What is needed -> Please retype the data in full, exactly as given.

Material for this exercise ->
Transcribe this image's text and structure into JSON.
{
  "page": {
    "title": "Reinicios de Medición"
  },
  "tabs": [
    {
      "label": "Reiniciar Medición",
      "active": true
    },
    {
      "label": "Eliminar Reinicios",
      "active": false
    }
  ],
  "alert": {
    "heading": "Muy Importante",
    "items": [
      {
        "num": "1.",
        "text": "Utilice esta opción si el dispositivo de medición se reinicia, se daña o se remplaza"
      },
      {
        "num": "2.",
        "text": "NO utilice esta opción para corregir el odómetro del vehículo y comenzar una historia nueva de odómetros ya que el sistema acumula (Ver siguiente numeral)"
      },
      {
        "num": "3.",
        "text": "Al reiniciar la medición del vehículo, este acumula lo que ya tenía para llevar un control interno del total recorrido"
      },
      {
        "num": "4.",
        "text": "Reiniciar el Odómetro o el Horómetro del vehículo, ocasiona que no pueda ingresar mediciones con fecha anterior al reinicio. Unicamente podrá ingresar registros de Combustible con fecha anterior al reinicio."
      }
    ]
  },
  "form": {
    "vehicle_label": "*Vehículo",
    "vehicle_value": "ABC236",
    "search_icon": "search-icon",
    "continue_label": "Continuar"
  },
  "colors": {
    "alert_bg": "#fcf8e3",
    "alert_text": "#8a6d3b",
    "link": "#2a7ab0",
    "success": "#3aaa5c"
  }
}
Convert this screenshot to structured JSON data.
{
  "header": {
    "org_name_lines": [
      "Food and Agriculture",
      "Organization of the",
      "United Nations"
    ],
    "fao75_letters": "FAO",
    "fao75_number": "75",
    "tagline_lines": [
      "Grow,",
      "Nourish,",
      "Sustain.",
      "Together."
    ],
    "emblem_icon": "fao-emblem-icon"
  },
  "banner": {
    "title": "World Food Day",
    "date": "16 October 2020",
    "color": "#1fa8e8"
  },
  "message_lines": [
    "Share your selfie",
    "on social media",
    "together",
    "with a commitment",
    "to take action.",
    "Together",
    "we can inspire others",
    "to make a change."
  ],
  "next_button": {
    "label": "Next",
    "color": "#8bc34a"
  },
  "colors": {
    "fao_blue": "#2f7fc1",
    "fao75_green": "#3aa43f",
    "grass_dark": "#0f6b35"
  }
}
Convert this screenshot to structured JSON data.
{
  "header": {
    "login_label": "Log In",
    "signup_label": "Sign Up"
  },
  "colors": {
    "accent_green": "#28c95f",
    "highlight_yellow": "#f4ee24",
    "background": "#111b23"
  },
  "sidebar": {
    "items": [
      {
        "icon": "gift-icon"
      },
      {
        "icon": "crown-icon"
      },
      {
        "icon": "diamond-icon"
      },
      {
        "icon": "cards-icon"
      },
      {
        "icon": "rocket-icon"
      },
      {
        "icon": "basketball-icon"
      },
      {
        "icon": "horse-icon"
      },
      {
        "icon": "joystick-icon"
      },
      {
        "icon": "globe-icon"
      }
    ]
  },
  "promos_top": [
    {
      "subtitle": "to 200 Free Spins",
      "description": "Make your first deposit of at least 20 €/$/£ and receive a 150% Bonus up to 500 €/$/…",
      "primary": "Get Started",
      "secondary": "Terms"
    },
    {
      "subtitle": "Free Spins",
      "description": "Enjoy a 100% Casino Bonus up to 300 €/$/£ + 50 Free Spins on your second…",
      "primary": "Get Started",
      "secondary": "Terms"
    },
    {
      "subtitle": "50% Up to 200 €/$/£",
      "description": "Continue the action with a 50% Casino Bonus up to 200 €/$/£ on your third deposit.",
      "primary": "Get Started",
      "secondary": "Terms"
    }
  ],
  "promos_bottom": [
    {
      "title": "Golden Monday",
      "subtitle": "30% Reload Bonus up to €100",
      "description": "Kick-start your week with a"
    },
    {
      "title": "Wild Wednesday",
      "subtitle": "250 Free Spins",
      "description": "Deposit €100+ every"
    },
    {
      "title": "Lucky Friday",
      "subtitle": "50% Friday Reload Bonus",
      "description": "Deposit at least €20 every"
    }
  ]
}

Exercise result ->
Transcribe this image's text and structure into JSON.
{
  "page": {
    "title": "Reinicios de Medición"
  },
  "tabs": [
    {
      "label": "Reiniciar Medición",
      "active": true
    },
    {
      "label": "Eliminar Reinicios",
      "active": false
    }
  ],
  "alert": {
    "heading": "Muy Importante",
    "items": [
      {
        "num": "1.",
        "text": "Utilice esta opción si el dispositivo de medición se reinicia, se daña o se remplaza"
      },
      {
        "num": "2.",
        "text": "NO utilice esta opción para corregir el odómetro del vehículo y comenzar una historia nueva de odómetros ya que el sistema acumula (Ver siguiente numeral)"
      },
      {
        "num": "3.",
        "text": "Al reiniciar la medición del vehículo, este acumula lo que ya tenía para llevar un control interno del total recorrido"
      },
      {
        "num": "4.",
        "text": "Reiniciar el Odómetro o el Horómetro del vehículo, ocasiona que no pueda ingresar mediciones con fecha anterior al reinicio. Unicamente podrá ingresar registros de Combustible con fecha anterior al reinicio."
      }
    ]
  },
  "form": {
    "vehicle_label": "*Vehículo",
    "vehicle_value": "ABC236",
    "search_icon": "search-icon",
    "continue_label": "Continuar"
  },
  "colors": {
    "alert_bg": "#fcf8e3",
    "alert_text": "#8a6d3b",
    "link": "#2a7ab0",
    "success": "#3aaa5c"
  }
}
Convert this screenshot to structured JSON data.
{
  "header": {
    "org_name_lines": [
      "Food and Agriculture",
      "Organization of the",
      "United Nations"
    ],
    "fao75_letters": "FAO",
    "fao75_number": "75",
    "tagline_lines": [
      "Grow,",
      "Nourish,",
      "Sustain.",
      "Together."
    ],
    "emblem_icon": "fao-emblem-icon"
  },
  "banner": {
    "title": "World Food Day",
    "date": "16 October 2020",
    "color": "#1fa8e8"
  },
  "message_lines": [
    "Share your selfie",
    "on social media",
    "together",
    "with a commitment",
    "to take action.",
    "Together",
    "we can inspire others",
    "to make a change."
  ],
  "next_button": {
    "label": "Next",
    "color": "#8bc34a"
  },
  "colors": {
    "fao_blue": "#2f7fc1",
    "fao75_green": "#3aa43f",
    "grass_dark": "#0f6b35"
  }
}
Convert this screenshot to structured JSON data.
{
  "header": {
    "login_label": "Log In",
    "signup_label": "Sign Up"
  },
  "colors": {
    "accent_green": "#28c95f",
    "highlight_yellow": "#f4ee24",
    "background": "#111b23"
  },
  "sidebar": {
    "items": [
      {
        "icon": "gift-icon"
      },
      {
        "icon": "crown-icon"
      },
      {
        "icon": "diamond-icon"
      },
      {
        "icon": "cards-icon"
      },
      {
        "icon": "rocket-icon"
      },
      {
        "icon": "basketball-icon"
      },
      {
        "icon": "horse-icon"
      },
      {
        "icon": "joystick-icon"
      },
      {
        "icon": "globe-icon"
      }
    ]
  },
  "promos_top": [
    {
      "subtitle": "to 200 Free Spins",
      "description": "Make your first deposit of at least 20 €/$/£ and receive a 150% Bonus up to 500 €/$/…",
      "primary": "Get Started",
      "secondary": "Terms"
    },
    {
      "subtitle": "Free Spins",
      "description": "Enjoy a 100% Casino Bonus up to 300 €/$/£ + 50 Free Spins on your second…",
      "primary": "Get Started",
      "secondary": "Terms"
    },
    {
      "subtitle": "50% Up to 200 €/$/£",
      "description": "Continue the action with a 50% Casino Bonus up to 200 €/$/£ on your third deposit.",
      "primary": "Get Started",
      "secondary": "Terms"
    }
  ],
  "promos_bottom": [
    {
      "title": "Golden Monday",
      "subtitle": "30% Reload Bonus up to €100",
      "description": "Kick-start your week with a"
    },
    {
      "title": "Wild Wednesday",
      "subtitle": "250 Free Spins",
      "description": "Deposit €100+ every"
    },
    {
      "title": "Lucky Friday",
      "subtitle": "50% Friday Reload Bonus",
      "description": "Deposit at least €20 every"
    }
  ]
}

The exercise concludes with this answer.